About this exercise – Give back all of the data exactly.

Dataset records –

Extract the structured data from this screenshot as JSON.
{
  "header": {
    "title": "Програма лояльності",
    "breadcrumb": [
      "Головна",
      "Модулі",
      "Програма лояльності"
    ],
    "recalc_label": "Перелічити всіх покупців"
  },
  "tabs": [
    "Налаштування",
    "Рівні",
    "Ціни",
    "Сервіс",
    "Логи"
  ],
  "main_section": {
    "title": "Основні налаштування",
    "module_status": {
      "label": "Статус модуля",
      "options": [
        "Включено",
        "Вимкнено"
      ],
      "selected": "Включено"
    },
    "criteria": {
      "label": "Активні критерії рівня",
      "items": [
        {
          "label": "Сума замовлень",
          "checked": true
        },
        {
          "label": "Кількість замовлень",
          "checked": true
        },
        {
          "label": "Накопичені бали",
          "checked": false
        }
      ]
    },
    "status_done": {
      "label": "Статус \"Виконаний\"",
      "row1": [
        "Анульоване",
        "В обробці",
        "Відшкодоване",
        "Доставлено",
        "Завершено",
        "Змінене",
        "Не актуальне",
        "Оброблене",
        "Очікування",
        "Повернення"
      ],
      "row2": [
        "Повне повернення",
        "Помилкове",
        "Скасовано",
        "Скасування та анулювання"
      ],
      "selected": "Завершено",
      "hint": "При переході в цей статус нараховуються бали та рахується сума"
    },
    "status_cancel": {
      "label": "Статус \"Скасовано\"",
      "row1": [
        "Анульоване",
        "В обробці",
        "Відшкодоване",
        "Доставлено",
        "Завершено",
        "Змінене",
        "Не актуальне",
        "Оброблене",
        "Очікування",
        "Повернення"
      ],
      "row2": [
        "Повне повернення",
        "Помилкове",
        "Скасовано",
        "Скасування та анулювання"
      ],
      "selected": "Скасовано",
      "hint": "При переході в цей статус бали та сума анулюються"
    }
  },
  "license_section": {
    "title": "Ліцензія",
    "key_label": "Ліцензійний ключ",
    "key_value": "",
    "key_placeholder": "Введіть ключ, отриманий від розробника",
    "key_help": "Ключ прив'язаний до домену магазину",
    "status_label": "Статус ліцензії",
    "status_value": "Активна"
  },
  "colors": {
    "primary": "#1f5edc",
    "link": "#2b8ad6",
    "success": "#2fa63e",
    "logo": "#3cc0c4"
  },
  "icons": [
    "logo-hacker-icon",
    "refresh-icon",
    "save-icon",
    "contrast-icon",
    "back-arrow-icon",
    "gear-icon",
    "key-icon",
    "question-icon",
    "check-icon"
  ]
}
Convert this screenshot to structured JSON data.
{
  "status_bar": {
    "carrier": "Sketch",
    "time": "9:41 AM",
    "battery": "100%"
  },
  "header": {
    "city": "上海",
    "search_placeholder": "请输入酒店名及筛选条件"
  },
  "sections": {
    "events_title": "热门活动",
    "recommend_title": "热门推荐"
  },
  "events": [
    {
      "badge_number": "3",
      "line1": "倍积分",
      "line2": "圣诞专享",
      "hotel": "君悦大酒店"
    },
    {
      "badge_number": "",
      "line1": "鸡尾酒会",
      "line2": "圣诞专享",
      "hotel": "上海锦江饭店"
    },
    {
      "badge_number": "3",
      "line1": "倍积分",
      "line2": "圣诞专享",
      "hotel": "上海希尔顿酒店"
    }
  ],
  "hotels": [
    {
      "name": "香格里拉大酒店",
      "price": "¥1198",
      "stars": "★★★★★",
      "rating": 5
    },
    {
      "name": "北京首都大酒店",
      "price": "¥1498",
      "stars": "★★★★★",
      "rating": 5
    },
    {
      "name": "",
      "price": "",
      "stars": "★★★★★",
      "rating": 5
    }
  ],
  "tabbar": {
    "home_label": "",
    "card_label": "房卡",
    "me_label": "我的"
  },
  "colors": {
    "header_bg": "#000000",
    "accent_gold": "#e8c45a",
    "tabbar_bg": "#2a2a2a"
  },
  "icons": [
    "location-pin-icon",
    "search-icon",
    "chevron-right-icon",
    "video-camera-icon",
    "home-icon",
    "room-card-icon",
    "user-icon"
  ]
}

Reply to the exercise –
Extract the structured data from this screenshot as JSON.
{
  "header": {
    "title": "Програма лояльності",
    "breadcrumb": [
      "Головна",
      "Модулі",
      "Програма лояльності"
    ],
    "recalc_label": "Перелічити всіх покупців"
  },
  "tabs": [
    "Налаштування",
    "Рівні",
    "Ціни",
    "Сервіс",
    "Логи"
  ],
  "main_section": {
    "title": "Основні налаштування",
    "module_status": {
      "label": "Статус модуля",
      "options": [
        "Включено",
        "Вимкнено"
      ],
      "selected": "Включено"
    },
    "criteria": {
      "label": "Активні критерії рівня",
      "items": [
        {
          "label": "Сума замовлень",
          "checked": true
        },
        {
          "label": "Кількість замовлень",
          "checked": true
        },
        {
          "label": "Накопичені бали",
          "checked": false
        }
      ]
    },
    "status_done": {
      "label": "Статус \"Виконаний\"",
      "row1": [
        "Анульоване",
        "В обробці",
        "Відшкодоване",
        "Доставлено",
        "Завершено",
        "Змінене",
        "Не актуальне",
        "Оброблене",
        "Очікування",
        "Повернення"
      ],
      "row2": [
        "Повне повернення",
        "Помилкове",
        "Скасовано",
        "Скасування та анулювання"
      ],
      "selected": "Завершено",
      "hint": "При переході в цей статус нараховуються бали та рахується сума"
    },
    "status_cancel": {
      "label": "Статус \"Скасовано\"",
      "row1": [
        "Анульоване",
        "В обробці",
        "Відшкодоване",
        "Доставлено",
        "Завершено",
        "Змінене",
        "Не актуальне",
        "Оброблене",
        "Очікування",
        "Повернення"
      ],
      "row2": [
        "Повне повернення",
        "Помилкове",
        "Скасовано",
        "Скасування та анулювання"
      ],
      "selected": "Скасовано",
      "hint": "При переході в цей статус бали та сума анулюються"
    }
  },
  "license_section": {
    "title": "Ліцензія",
    "key_label": "Ліцензійний ключ",
    "key_value": "",
    "key_placeholder": "Введіть ключ, отриманий від розробника",
    "key_help": "Ключ прив'язаний до домену магазину",
    "status_label": "Статус ліцензії",
    "status_value": "Активна"
  },
  "colors": {
    "primary": "#1f5edc",
    "link": "#2b8ad6",
    "success": "#2fa63e",
    "logo": "#3cc0c4"
  },
  "icons": [
    "logo-hacker-icon",
    "refresh-icon",
    "save-icon",
    "contrast-icon",
    "back-arrow-icon",
    "gear-icon",
    "key-icon",
    "question-icon",
    "check-icon"
  ]
}
Convert this screenshot to structured JSON data.
{
  "status_bar": {
    "carrier": "Sketch",
    "time": "9:41 AM",
    "battery": "100%"
  },
  "header": {
    "city": "上海",
    "search_placeholder": "请输入酒店名及筛选条件"
  },
  "sections": {
    "events_title": "热门活动",
    "recommend_title": "热门推荐"
  },
  "events": [
    {
      "badge_number": "3",
      "line1": "倍积分",
      "line2": "圣诞专享",
      "hotel": "君悦大酒店"
    },
    {
      "badge_number": "",
      "line1": "鸡尾酒会",
      "line2": "圣诞专享",
      "hotel": "上海锦江饭店"
    },
    {
      "badge_number": "3",
      "line1": "倍积分",
      "line2": "圣诞专享",
      "hotel": "上海希尔顿酒店"
    }
  ],
  "hotels": [
    {
      "name": "香格里拉大酒店",
      "price": "¥1198",
      "stars": "★★★★★",
      "rating": 5
    },
    {
      "name": "北京首都大酒店",
      "price": "¥1498",
      "stars": "★★★★★",
      "rating": 5
    },
    {
      "name": "",
      "price": "",
      "stars": "★★★★★",
      "rating": 5
    }
  ],
  "tabbar": {
    "home_label": "",
    "card_label": "房卡",
    "me_label": "我的"
  },
  "colors": {
    "header_bg": "#000000",
    "accent_gold": "#e8c45a",
    "tabbar_bg": "#2a2a2a"
  },
  "icons": [
    "location-pin-icon",
    "search-icon",
    "chevron-right-icon",
    "video-camera-icon",
    "home-icon",
    "room-card-icon",
    "user-icon"
  ]
}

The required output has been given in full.